* [EXERCISE DETAILS]: Whenever "time" appears in a line, please copy that line from the data.

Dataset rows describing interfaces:
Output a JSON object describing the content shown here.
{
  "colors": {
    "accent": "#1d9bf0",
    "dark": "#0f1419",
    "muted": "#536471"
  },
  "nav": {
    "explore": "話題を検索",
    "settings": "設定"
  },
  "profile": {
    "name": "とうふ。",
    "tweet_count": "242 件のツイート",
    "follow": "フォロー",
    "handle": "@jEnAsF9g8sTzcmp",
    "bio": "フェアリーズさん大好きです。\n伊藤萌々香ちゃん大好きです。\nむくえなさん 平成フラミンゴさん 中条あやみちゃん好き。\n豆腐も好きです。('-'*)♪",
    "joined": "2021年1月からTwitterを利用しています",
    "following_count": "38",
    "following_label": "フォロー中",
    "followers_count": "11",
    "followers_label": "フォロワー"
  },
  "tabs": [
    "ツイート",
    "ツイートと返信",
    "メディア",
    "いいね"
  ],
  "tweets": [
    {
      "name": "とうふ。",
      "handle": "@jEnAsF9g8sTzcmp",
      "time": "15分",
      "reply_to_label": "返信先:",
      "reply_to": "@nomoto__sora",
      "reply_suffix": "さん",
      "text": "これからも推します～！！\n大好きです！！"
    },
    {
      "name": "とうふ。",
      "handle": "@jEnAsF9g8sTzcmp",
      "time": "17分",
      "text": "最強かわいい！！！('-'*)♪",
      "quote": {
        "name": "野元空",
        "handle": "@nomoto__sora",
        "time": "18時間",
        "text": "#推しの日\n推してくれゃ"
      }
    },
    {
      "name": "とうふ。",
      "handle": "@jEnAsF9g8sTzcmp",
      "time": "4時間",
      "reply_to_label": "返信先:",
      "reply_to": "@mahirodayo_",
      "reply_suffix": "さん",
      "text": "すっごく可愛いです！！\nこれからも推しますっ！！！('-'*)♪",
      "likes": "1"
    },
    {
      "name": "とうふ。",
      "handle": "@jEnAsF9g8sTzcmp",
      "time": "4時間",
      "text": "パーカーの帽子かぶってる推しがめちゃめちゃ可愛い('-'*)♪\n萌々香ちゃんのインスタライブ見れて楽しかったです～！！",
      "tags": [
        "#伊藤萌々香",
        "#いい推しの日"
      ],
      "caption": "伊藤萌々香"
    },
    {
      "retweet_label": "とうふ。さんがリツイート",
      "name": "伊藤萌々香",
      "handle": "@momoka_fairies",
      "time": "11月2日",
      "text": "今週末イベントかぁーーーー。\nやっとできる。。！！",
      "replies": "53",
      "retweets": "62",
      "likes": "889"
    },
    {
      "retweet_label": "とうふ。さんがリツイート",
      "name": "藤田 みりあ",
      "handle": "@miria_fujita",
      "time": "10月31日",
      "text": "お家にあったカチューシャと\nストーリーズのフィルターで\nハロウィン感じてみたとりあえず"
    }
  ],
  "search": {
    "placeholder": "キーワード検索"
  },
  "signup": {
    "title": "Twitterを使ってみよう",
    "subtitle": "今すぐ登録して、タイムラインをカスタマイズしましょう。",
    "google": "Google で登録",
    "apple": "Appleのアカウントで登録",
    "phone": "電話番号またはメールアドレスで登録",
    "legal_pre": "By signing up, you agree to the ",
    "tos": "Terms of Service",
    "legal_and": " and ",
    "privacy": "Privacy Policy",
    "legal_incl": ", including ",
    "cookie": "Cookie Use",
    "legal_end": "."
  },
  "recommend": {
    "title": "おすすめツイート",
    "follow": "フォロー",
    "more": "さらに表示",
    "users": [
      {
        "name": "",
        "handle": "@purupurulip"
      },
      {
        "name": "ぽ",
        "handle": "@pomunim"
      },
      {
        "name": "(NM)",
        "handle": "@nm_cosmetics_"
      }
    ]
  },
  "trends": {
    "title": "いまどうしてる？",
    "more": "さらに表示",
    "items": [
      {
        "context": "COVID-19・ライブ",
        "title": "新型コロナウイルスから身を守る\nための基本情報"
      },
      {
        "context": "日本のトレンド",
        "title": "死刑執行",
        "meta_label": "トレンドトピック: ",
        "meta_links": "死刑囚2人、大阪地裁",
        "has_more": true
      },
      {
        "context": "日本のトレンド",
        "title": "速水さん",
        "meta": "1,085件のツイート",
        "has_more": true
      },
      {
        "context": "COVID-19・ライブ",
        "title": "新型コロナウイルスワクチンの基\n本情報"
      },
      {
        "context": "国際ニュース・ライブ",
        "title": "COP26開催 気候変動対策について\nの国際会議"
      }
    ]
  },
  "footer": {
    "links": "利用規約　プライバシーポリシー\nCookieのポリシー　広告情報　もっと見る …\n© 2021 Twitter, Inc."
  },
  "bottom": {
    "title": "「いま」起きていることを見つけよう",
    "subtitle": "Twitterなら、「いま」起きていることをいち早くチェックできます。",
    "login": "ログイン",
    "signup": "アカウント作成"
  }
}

* [TASK ANSWER]:
      "time": "15分",
      "time": "17分",
        "time": "18時間",
      "time": "4時間",
      "time": "4時間",
      "time": "11月2日",
      "time": "10月31日",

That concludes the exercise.